Over the past week, temperatures have plummeted and as a result, there is now ice on the shores of Okanagan Lake in Penticton and Summerland.
The mounds are called ice volcanoes. These conical mounds are created by the wave action in the chilly water.
We noticed these ice mounds at the shore in Summerland and Penticton, but just a short drive north, in Peachland, we didn’t see ice volcanoes.
In addition to the ice volcanoes, the cold weather has resulted in other amazing ice formations, on and near the lake.
It should be noted that despite our recent cold weather, winter temperatures in the south Okanagan Valley are milder than they were in the past.
“While we’d rather lie on the couch in our nice warm house, once we have our matching sweaters on, we’re all set for winter walks!”
Porter & Merlot
The Summerland Museum has some pictures in its files showing cars crossing the frozen lake in the 1920s and before. However, the last time the lake froze over was in the late 1960s.
In addition, there have been times when significant amounts of ice have formed along the shore of the lake, but in other winters, the shore has been ice-free all winter.
““The ice formations on Okanagan Lake are stunning. Put on your warmest clothing and head outside for some winter exploration.”
The magical beauty of our present winter landscape will soon be gone, as temperatures are warming up. If you want to see the ice volcanoes, take the time to do so now.
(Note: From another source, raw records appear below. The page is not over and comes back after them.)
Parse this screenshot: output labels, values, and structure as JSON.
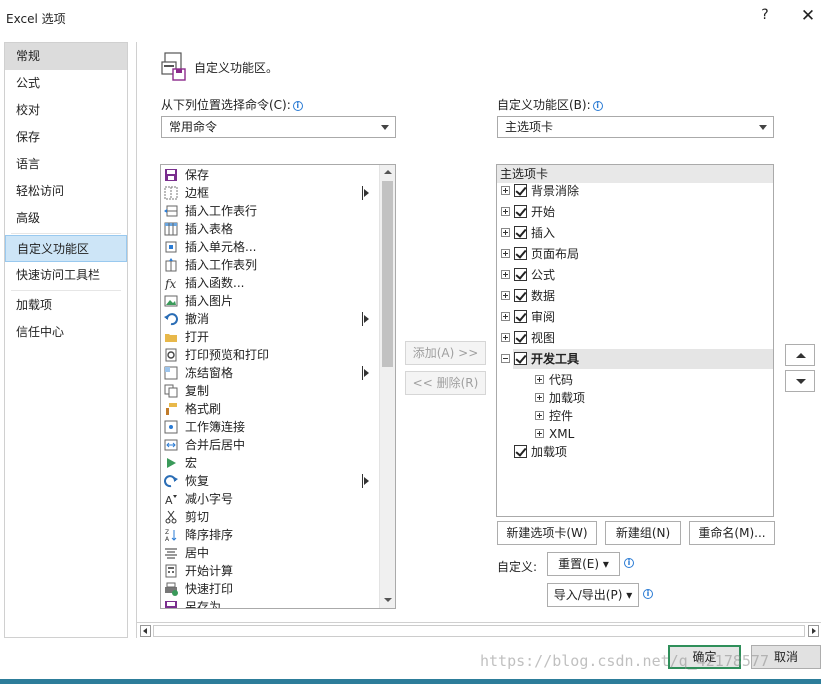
{
  "window": {
    "title": "Excel 选项",
    "help": "?",
    "close": "✕"
  },
  "nav": [
    {
      "label": "常规"
    },
    {
      "label": "公式"
    },
    {
      "label": "校对"
    },
    {
      "label": "保存"
    },
    {
      "label": "语言"
    },
    {
      "label": "轻松访问"
    },
    {
      "label": "高级"
    },
    {
      "label": "自定义功能区",
      "selected": true
    },
    {
      "label": "快速访问工具栏"
    },
    {
      "label": "加载项"
    },
    {
      "label": "信任中心"
    }
  ],
  "header": {
    "title": "自定义功能区。"
  },
  "left": {
    "label": "从下列位置选择命令(C):",
    "combo_value": "常用命令",
    "commands": [
      {
        "label": "保存",
        "icon": "save-icon",
        "submenu": false
      },
      {
        "label": "边框",
        "icon": "border-icon",
        "submenu": true
      },
      {
        "label": "插入工作表行",
        "icon": "insert-row-icon",
        "submenu": false
      },
      {
        "label": "插入表格",
        "icon": "insert-table-icon",
        "submenu": false
      },
      {
        "label": "插入单元格...",
        "icon": "insert-cells-icon",
        "submenu": false
      },
      {
        "label": "插入工作表列",
        "icon": "insert-column-icon",
        "submenu": false
      },
      {
        "label": "插入函数...",
        "icon": "function-icon",
        "submenu": false
      },
      {
        "label": "插入图片",
        "icon": "picture-icon",
        "submenu": false
      },
      {
        "label": "撤消",
        "icon": "undo-icon",
        "submenu": true
      },
      {
        "label": "打开",
        "icon": "open-folder-icon",
        "submenu": false
      },
      {
        "label": "打印预览和打印",
        "icon": "print-preview-icon",
        "submenu": false
      },
      {
        "label": "冻结窗格",
        "icon": "freeze-panes-icon",
        "submenu": true
      },
      {
        "label": "复制",
        "icon": "copy-icon",
        "submenu": false
      },
      {
        "label": "格式刷",
        "icon": "format-painter-icon",
        "submenu": false
      },
      {
        "label": "工作簿连接",
        "icon": "connections-icon",
        "submenu": false
      },
      {
        "label": "合并后居中",
        "icon": "merge-center-icon",
        "submenu": false
      },
      {
        "label": "宏",
        "icon": "macro-icon",
        "submenu": false
      },
      {
        "label": "恢复",
        "icon": "redo-icon",
        "submenu": true
      },
      {
        "label": "减小字号",
        "icon": "decrease-font-icon",
        "submenu": false
      },
      {
        "label": "剪切",
        "icon": "cut-icon",
        "submenu": false
      },
      {
        "label": "降序排序",
        "icon": "sort-desc-icon",
        "submenu": false
      },
      {
        "label": "居中",
        "icon": "center-align-icon",
        "submenu": false
      },
      {
        "label": "开始计算",
        "icon": "calculator-icon",
        "submenu": false
      },
      {
        "label": "快速打印",
        "icon": "quick-print-icon",
        "submenu": false
      },
      {
        "label": "另存为",
        "icon": "save-as-icon",
        "submenu": false
      }
    ]
  },
  "middle": {
    "add": "添加(A) >>",
    "remove": "<< 删除(R)"
  },
  "right": {
    "label": "自定义功能区(B):",
    "combo_value": "主选项卡",
    "tree_header": "主选项卡",
    "tabs": [
      {
        "label": "背景消除",
        "checked": true
      },
      {
        "label": "开始",
        "checked": true
      },
      {
        "label": "插入",
        "checked": true
      },
      {
        "label": "页面布局",
        "checked": true
      },
      {
        "label": "公式",
        "checked": true
      },
      {
        "label": "数据",
        "checked": true
      },
      {
        "label": "审阅",
        "checked": true
      },
      {
        "label": "视图",
        "checked": true
      },
      {
        "label": "开发工具",
        "checked": true,
        "expanded": true,
        "selected": true
      }
    ],
    "groups": [
      {
        "label": "代码"
      },
      {
        "label": "加载项"
      },
      {
        "label": "控件"
      },
      {
        "label": "XML"
      }
    ],
    "last_tab": {
      "label": "加载项",
      "checked": true
    },
    "new_tab": "新建选项卡(W)",
    "new_group": "新建组(N)",
    "rename": "重命名(M)...",
    "customize_label": "自定义:",
    "reset": "重置(E) ▾",
    "import_export": "导入/导出(P) ▾"
  },
  "footer": {
    "ok": "确定",
    "cancel": "取消"
  },
  "watermark": "https://blog.csdn.net/q_42178577"
}
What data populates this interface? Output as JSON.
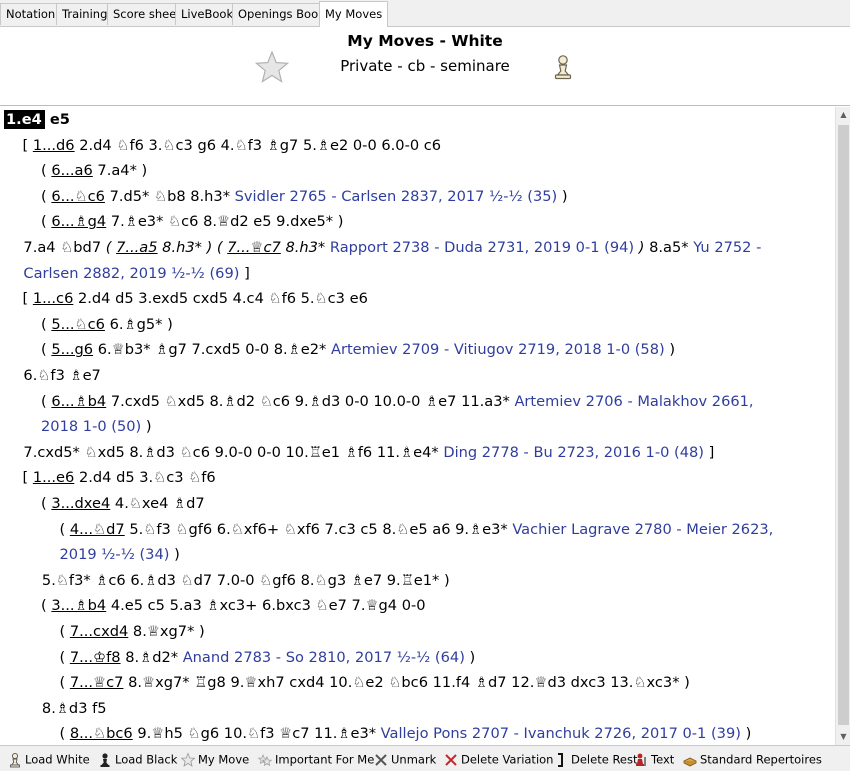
{
  "tabs": [
    "Notation",
    "Training",
    "Score sheet",
    "LiveBook",
    "Openings Book",
    "My Moves"
  ],
  "header": {
    "title": "My Moves - White",
    "subtitle": "Private - cb - seminare"
  },
  "lines": [
    {
      "indent": 0,
      "segs": [
        {
          "t": "1.e4",
          "c": "hl"
        },
        {
          "t": " e5",
          "c": "b"
        }
      ]
    },
    {
      "indent": 1,
      "segs": [
        {
          "t": "[ "
        },
        {
          "t": "1...d6",
          "c": "un"
        },
        {
          "t": " 2.d4  ♘f6  3.♘c3  g6  4.♘f3  ♗g7  5.♗e2  0-0  6.0-0  c6"
        }
      ]
    },
    {
      "indent": 2,
      "segs": [
        {
          "t": "( "
        },
        {
          "t": "6...a6",
          "c": "un"
        },
        {
          "t": "  7.a4* )"
        }
      ]
    },
    {
      "indent": 2,
      "segs": [
        {
          "t": "( "
        },
        {
          "t": "6...♘c6",
          "c": "un"
        },
        {
          "t": "  7.d5*  ♘b8  8.h3* "
        },
        {
          "t": "Svidler 2765 - Carlsen 2837, 2017 ½-½ (35)",
          "c": "gm"
        },
        {
          "t": " )"
        }
      ]
    },
    {
      "indent": 2,
      "segs": [
        {
          "t": "( "
        },
        {
          "t": "6...♗g4",
          "c": "un"
        },
        {
          "t": "  7.♗e3*  ♘c6  8.♕d2  e5  9.dxe5* )"
        }
      ]
    },
    {
      "indent": 1.05,
      "segs": [
        {
          "t": "7.a4  ♘bd7  "
        },
        {
          "t": "( ",
          "c": "it"
        },
        {
          "t": "7...a5",
          "c": "it un"
        },
        {
          "t": "  8.h3* ) ( ",
          "c": "it"
        },
        {
          "t": "7...♕c7",
          "c": "it un"
        },
        {
          "t": "  8.h3*",
          "c": "it"
        },
        {
          "t": " Rapport 2738 - Duda 2731, 2019 0-1 (94)",
          "c": "gm"
        },
        {
          "t": " ) ",
          "c": "it"
        },
        {
          "t": "8.a5* "
        },
        {
          "t": "Yu 2752 -",
          "c": "gm"
        }
      ]
    },
    {
      "indent": 1.05,
      "segs": [
        {
          "t": "Carlsen 2882, 2019 ½-½ (69)",
          "c": "gm"
        },
        {
          "t": " ]"
        }
      ]
    },
    {
      "indent": 1,
      "segs": [
        {
          "t": "[ "
        },
        {
          "t": "1...c6",
          "c": "un"
        },
        {
          "t": "  2.d4  d5  3.exd5  cxd5  4.c4  ♘f6  5.♘c3  e6"
        }
      ]
    },
    {
      "indent": 2,
      "segs": [
        {
          "t": "( "
        },
        {
          "t": "5...♘c6",
          "c": "un"
        },
        {
          "t": "  6.♗g5* )"
        }
      ]
    },
    {
      "indent": 2,
      "segs": [
        {
          "t": "( "
        },
        {
          "t": "5...g6",
          "c": "un"
        },
        {
          "t": "  6.♕b3*  ♗g7  7.cxd5  0-0  8.♗e2* "
        },
        {
          "t": "Artemiev 2709 - Vitiugov 2719, 2018 1-0 (58)",
          "c": "gm"
        },
        {
          "t": " )"
        }
      ]
    },
    {
      "indent": 1.05,
      "segs": [
        {
          "t": "6.♘f3  ♗e7"
        }
      ]
    },
    {
      "indent": 2,
      "segs": [
        {
          "t": "( "
        },
        {
          "t": "6...♗b4",
          "c": "un"
        },
        {
          "t": "  7.cxd5  ♘xd5  8.♗d2  ♘c6  9.♗d3  0-0  10.0-0  ♗e7  11.a3* "
        },
        {
          "t": "Artemiev 2706 - Malakhov 2661,",
          "c": "gm"
        }
      ]
    },
    {
      "indent": 2,
      "segs": [
        {
          "t": "2018 1-0 (50)",
          "c": "gm"
        },
        {
          "t": " )"
        }
      ]
    },
    {
      "indent": 1.05,
      "segs": [
        {
          "t": "7.cxd5*  ♘xd5  8.♗d3  ♘c6  9.0-0  0-0  10.♖e1  ♗f6  11.♗e4* "
        },
        {
          "t": "Ding 2778 - Bu 2723, 2016 1-0 (48)",
          "c": "gm"
        },
        {
          "t": " ]"
        }
      ]
    },
    {
      "indent": 1,
      "segs": [
        {
          "t": "[ "
        },
        {
          "t": "1...e6",
          "c": "un"
        },
        {
          "t": "  2.d4  d5  3.♘c3  ♘f6"
        }
      ]
    },
    {
      "indent": 2,
      "segs": [
        {
          "t": "( "
        },
        {
          "t": "3...dxe4",
          "c": "un"
        },
        {
          "t": "  4.♘xe4  ♗d7"
        }
      ]
    },
    {
      "indent": 3,
      "segs": [
        {
          "t": "( "
        },
        {
          "t": "4...♘d7",
          "c": "un"
        },
        {
          "t": "  5.♘f3  ♘gf6  6.♘xf6+  ♘xf6  7.c3  c5  8.♘e5  a6  9.♗e3* "
        },
        {
          "t": "Vachier Lagrave 2780 - Meier 2623,",
          "c": "gm"
        }
      ]
    },
    {
      "indent": 3,
      "segs": [
        {
          "t": "2019 ½-½ (34)",
          "c": "gm"
        },
        {
          "t": " )"
        }
      ]
    },
    {
      "indent": 2.05,
      "segs": [
        {
          "t": "5.♘f3*  ♗c6  6.♗d3  ♘d7  7.0-0  ♘gf6  8.♘g3  ♗e7  9.♖e1* )"
        }
      ]
    },
    {
      "indent": 2,
      "segs": [
        {
          "t": "( "
        },
        {
          "t": "3...♗b4",
          "c": "un"
        },
        {
          "t": "  4.e5  c5  5.a3  ♗xc3+  6.bxc3  ♘e7  7.♕g4  0-0"
        }
      ]
    },
    {
      "indent": 3,
      "segs": [
        {
          "t": "( "
        },
        {
          "t": "7...cxd4",
          "c": "un"
        },
        {
          "t": "  8.♕xg7* )"
        }
      ]
    },
    {
      "indent": 3,
      "segs": [
        {
          "t": "( "
        },
        {
          "t": "7...♔f8",
          "c": "un"
        },
        {
          "t": "  8.♗d2* "
        },
        {
          "t": "Anand 2783 - So 2810, 2017 ½-½ (64)",
          "c": "gm"
        },
        {
          "t": " )"
        }
      ]
    },
    {
      "indent": 3,
      "segs": [
        {
          "t": "( "
        },
        {
          "t": "7...♕c7",
          "c": "un"
        },
        {
          "t": "  8.♕xg7*  ♖g8  9.♕xh7  cxd4  10.♘e2  ♘bc6  11.f4  ♗d7  12.♕d3  dxc3  13.♘xc3* )"
        }
      ]
    },
    {
      "indent": 2.05,
      "segs": [
        {
          "t": "8.♗d3  f5"
        }
      ]
    },
    {
      "indent": 3,
      "segs": [
        {
          "t": "( "
        },
        {
          "t": "8...♘bc6",
          "c": "un"
        },
        {
          "t": "  9.♕h5  ♘g6  10.♘f3  ♕c7  11.♗e3* "
        },
        {
          "t": "Vallejo Pons 2707 - Ivanchuk 2726, 2017 0-1 (39)",
          "c": "gm"
        },
        {
          "t": " )"
        }
      ]
    }
  ],
  "toolbar": [
    {
      "label": "Load White",
      "icon": "white-pawn-icon"
    },
    {
      "label": "Load Black",
      "icon": "black-pawn-icon"
    },
    {
      "label": "My Move",
      "icon": "star-icon"
    },
    {
      "label": "Important For Me",
      "icon": "double-star-icon"
    },
    {
      "label": "Unmark",
      "icon": "unmark-icon"
    },
    {
      "label": "Delete Variation",
      "icon": "delete-variation-icon"
    },
    {
      "label": "Delete Rest",
      "icon": "delete-rest-icon"
    },
    {
      "label": "Text",
      "icon": "text-icon"
    },
    {
      "label": "Standard Repertoires",
      "icon": "repertoire-book-icon"
    }
  ]
}
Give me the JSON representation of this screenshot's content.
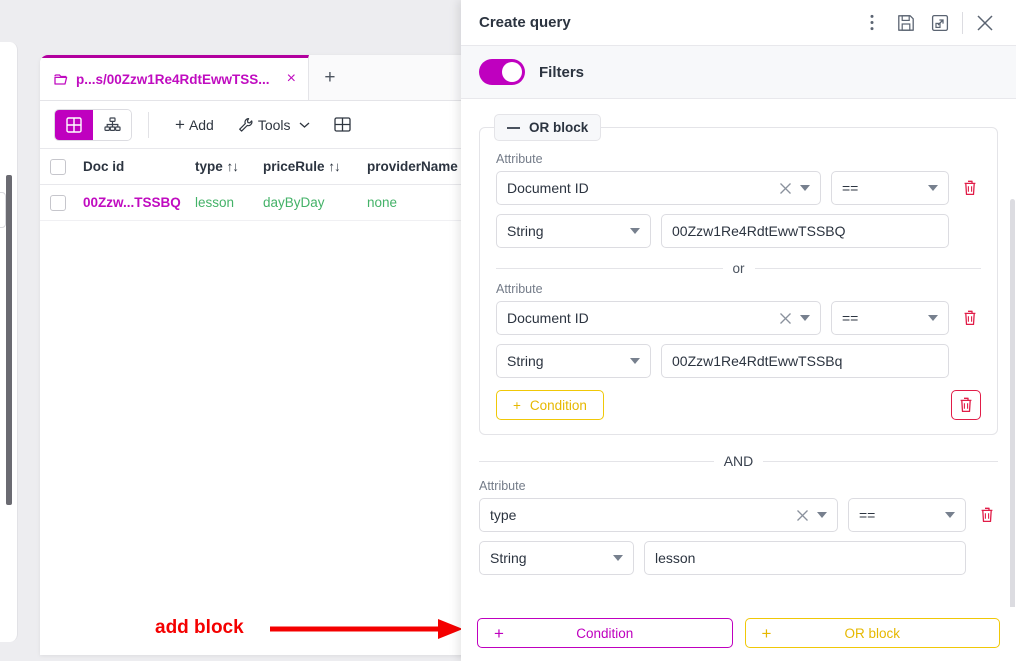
{
  "left_app": {
    "tab": {
      "folder_icon": "folder-icon",
      "label": "p...s/00Zzw1Re4RdtEwwTSS...",
      "close_icon": "×",
      "add_tab_icon": "+"
    },
    "toolbar": {
      "view_grid_icon": "grid-view-icon",
      "view_tree_icon": "tree-view-icon",
      "add_label": "Add",
      "add_icon": "+",
      "tools_label": "Tools",
      "tools_icon": "wrench-icon",
      "tools_chevron": "chevron-down-icon",
      "columns_icon": "columns-icon"
    },
    "table": {
      "columns": [
        {
          "label": "Doc id",
          "sortable": false,
          "sort_icon": ""
        },
        {
          "label": "type",
          "sortable": true,
          "sort_icon": "↑↓"
        },
        {
          "label": "priceRule",
          "sortable": true,
          "sort_icon": "↑↓"
        },
        {
          "label": "providerName",
          "sortable": false,
          "sort_icon": ""
        }
      ],
      "rows": [
        {
          "doc_id": "00Zzw...TSSBQ",
          "type": "lesson",
          "priceRule": "dayByDay",
          "providerName": "none"
        }
      ]
    }
  },
  "annotation": {
    "text": "add block",
    "color": "#f40000",
    "arrow": "right-arrow"
  },
  "panel": {
    "title": "Create query",
    "header_icons": [
      {
        "name": "more-options-icon",
        "glyph": "⋮"
      },
      {
        "name": "save-icon",
        "glyph": "save"
      },
      {
        "name": "expand-icon",
        "glyph": "expand"
      },
      {
        "name": "close-icon",
        "glyph": "×"
      }
    ],
    "filters": {
      "label": "Filters",
      "enabled": true,
      "accent": "#bf00bf"
    },
    "or_block": {
      "label": "OR block",
      "collapse_icon": "minus-icon",
      "conditions": [
        {
          "attribute_label": "Attribute",
          "attribute_value": "Document ID",
          "operator": "==",
          "type": "String",
          "value": "00Zzw1Re4RdtEwwTSSBQ",
          "clear_icon": "clear-icon",
          "delete_icon": "trash-icon"
        },
        {
          "attribute_label": "Attribute",
          "attribute_value": "Document ID",
          "operator": "==",
          "type": "String",
          "value": "00Zzw1Re4RdtEwwTSSBq",
          "clear_icon": "clear-icon",
          "delete_icon": "trash-icon"
        }
      ],
      "separator_label": "or",
      "add_condition_label": "Condition",
      "add_condition_icon": "+",
      "delete_block_icon": "trash-icon"
    },
    "and_separator": "AND",
    "and_condition": {
      "attribute_label": "Attribute",
      "attribute_value": "type",
      "operator": "==",
      "type": "String",
      "value": "lesson",
      "clear_icon": "clear-icon",
      "delete_icon": "trash-icon"
    },
    "footer": {
      "add_condition_label": "Condition",
      "add_condition_icon": "+",
      "add_or_block_label": "OR block",
      "add_or_block_icon": "+",
      "condition_color": "#bf00bf",
      "or_block_color": "#f0c808"
    }
  }
}
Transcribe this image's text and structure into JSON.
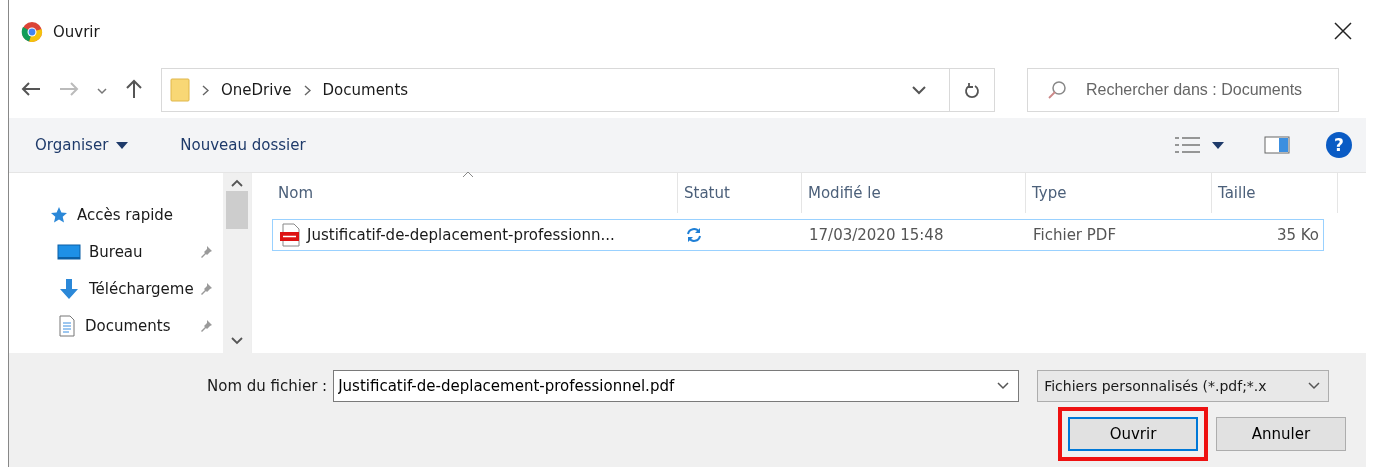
{
  "window": {
    "title": "Ouvrir"
  },
  "address_bar": {
    "path": [
      "OneDrive",
      "Documents"
    ]
  },
  "search": {
    "placeholder": "Rechercher dans : Documents"
  },
  "toolbar": {
    "organize": "Organiser",
    "new_folder": "Nouveau dossier",
    "help": "?"
  },
  "sidebar": {
    "items": [
      {
        "label": "Accès rapide",
        "kind": "star",
        "pinned": false
      },
      {
        "label": "Bureau",
        "kind": "desktop",
        "pinned": true
      },
      {
        "label": "Téléchargeme",
        "kind": "download",
        "pinned": true
      },
      {
        "label": "Documents",
        "kind": "documents",
        "pinned": true
      }
    ]
  },
  "table": {
    "columns": [
      "Nom",
      "Statut",
      "Modifié le",
      "Type",
      "Taille"
    ],
    "rows": [
      {
        "name": "Justificatif-de-deplacement-professionn...",
        "modified": "17/03/2020 15:48",
        "type": "Fichier PDF",
        "size": "35 Ko",
        "selected": true
      }
    ]
  },
  "footer": {
    "file_name_label": "Nom du fichier :",
    "file_name": "Justificatif-de-deplacement-professionnel.pdf",
    "file_type": "Fichiers personnalisés (*.pdf;*.x",
    "buttons": [
      {
        "label": "Ouvrir",
        "highlighted": true
      },
      {
        "label": "Annuler",
        "highlighted": false
      }
    ]
  }
}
The best places to see them are at Peach Orchard Beach and Rotary Beach in Summerland, and at Okanagan Lake, off Lakeshore Drive, in Penticton.
Beginning on Feb. 15, the daytime high temperature is forecast to be above freezing for the rest of this week, so these hidden gems of winter won’t last long.